The Leafs are led by their coach. Punch Imlach instituted a style of play that always has been the hallmark of champions. His game plan is nothing fancy, instead relying on good old determination, hard work and pride.
On the ice Toronto was led by the strapping superstar Frank Mahovlich. Though he and coach Imlach would have their differences, The Big M was essential to the Leafs dynasty. He scored 6 goals and 12 points, including 4 goals and 7 points in the finals against Chicago.
Defenseman Tim Horton was a standout as well. Never known as an offensive defenseman, Horton led all Toronto players in scoring in the spring of 1962, registering 16 points in 12 games. He assisted on the Stanley Cup winning goal by Dick Duff after a spectacular end-to-end rush.
Defenseman Bobby Baun matched up against Chicago's great winger Bobby Hull all series long. Dave Keon was a NHL All Star that season, and the ever popular Johnny Bower, the oldest player in the league, was great when he had to be.
An interesting aside about Leafs center Red Kelly: Kelly was a sitting MP in the House of Commons in Ottawa while playing for the Toronto Maple Leafs. Though he never missed a game, he was unable to take part in Stanley Cup celebrations in Toronto as he had to get back to Ottawa on government business.
This was Toronto's first Stanley Cup title in 11 years. Adding to the legend of the victory was the finding of Bill Barilko's remains. Barilko famously scored the Stanley Cup winning goal back in 1951 for the Leafs, but then disappeared in a float plane crash in Ontario's remote north.
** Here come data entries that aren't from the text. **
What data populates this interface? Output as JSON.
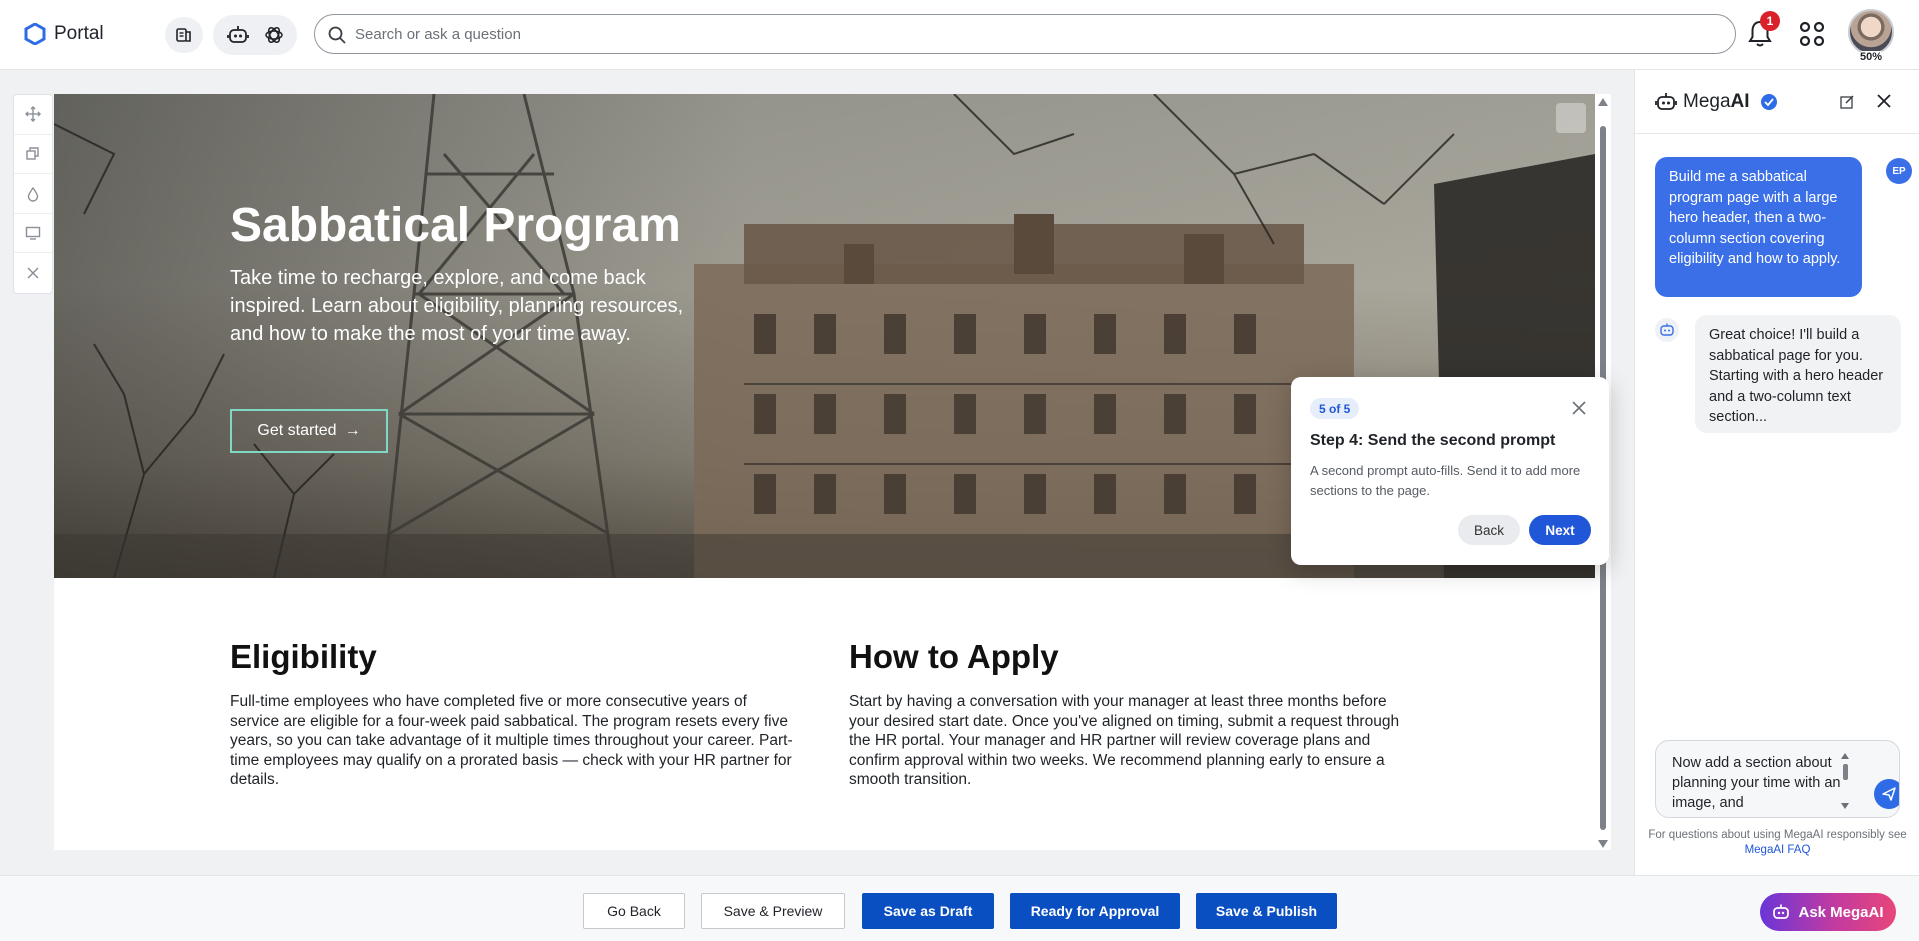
{
  "app": {
    "name": "Portal"
  },
  "search": {
    "placeholder": "Search or ask a question"
  },
  "notifications": {
    "count": "1"
  },
  "avatar": {
    "percent": "50%"
  },
  "hero": {
    "title": "Sabbatical Program",
    "subtitle": "Take time to recharge, explore, and come back inspired. Learn about eligibility, planning resources, and how to make the most of your time away.",
    "button_label": "Get started",
    "button_arrow": "→"
  },
  "eligibility": {
    "heading": "Eligibility",
    "body": "Full-time employees who have completed five or more consecutive years of service are eligible for a four-week paid sabbatical. The program resets every five years, so you can take advantage of it multiple times throughout your career. Part-time employees may qualify on a prorated basis — check with your HR partner for details."
  },
  "how_to_apply": {
    "heading": "How to Apply",
    "body": "Start by having a conversation with your manager at least three months before your desired start date. Once you've aligned on timing, submit a request through the HR portal. Your manager and HR partner will review coverage plans and confirm approval within two weeks. We recommend planning early to ensure a smooth transition."
  },
  "tour": {
    "step": "5 of 5",
    "title": "Step 4: Send the second prompt",
    "text": "A second prompt auto-fills. Send it to add more sections to the page.",
    "back_label": "Back",
    "next_label": "Next"
  },
  "assistant": {
    "name_prefix": "Mega",
    "name_bold": "AI",
    "user_initials": "EP",
    "user_message": "Build me a sabbatical program page with a large hero header, then a two-column section covering eligibility and how to apply.",
    "ai_message": "Great choice! I'll build a sabbatical page for you. Starting with a hero header and a two-column text section...",
    "input_value": "Now add a section about planning your time with an image, and",
    "note_text": "For questions about using MegaAI responsibly see",
    "note_link": "MegaAI FAQ"
  },
  "bottom": {
    "go_back": "Go Back",
    "save_preview": "Save & Preview",
    "save_draft": "Save as Draft",
    "ready_approval": "Ready for Approval",
    "save_publish": "Save & Publish",
    "ask_label": "Ask MegaAI"
  },
  "colors": {
    "primary": "#0a4fc2",
    "accent_blue": "#3b6fe8",
    "badge_red": "#d9202b",
    "hero_button_border": "#7fd8c4"
  },
  "icons": {
    "logo": "hexagon-logo-icon",
    "bell": "bell-icon",
    "apps": "apps-grid-icon",
    "search": "search-icon",
    "send": "send-icon"
  }
}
With little luck since Barilko's death, a curse of sorts was spread when it was said that the Leafs would not win another Stanley Cup until Barilko was found and laid to rest. Weeks after the 1962 championship, the plane wreckage and remains were spotted.
Chicago wasted a truly great playoff performance by Stan Mikita. Mikita set a new record for points (21) and assists (15) in a playoff year. He had points in eleven straight playoff games. He also had two game winners and set up two other winners, along with scoring a short-handed tally.
Also, this was the year that a Montreal fan tried to steal the Stanley Cup from its glass display in Chicago Stadium. The thief almost reached the street before being stopped by a stadium police officer. According to legend the fan said "I was taking the Cup back to Montreal, where it belongs."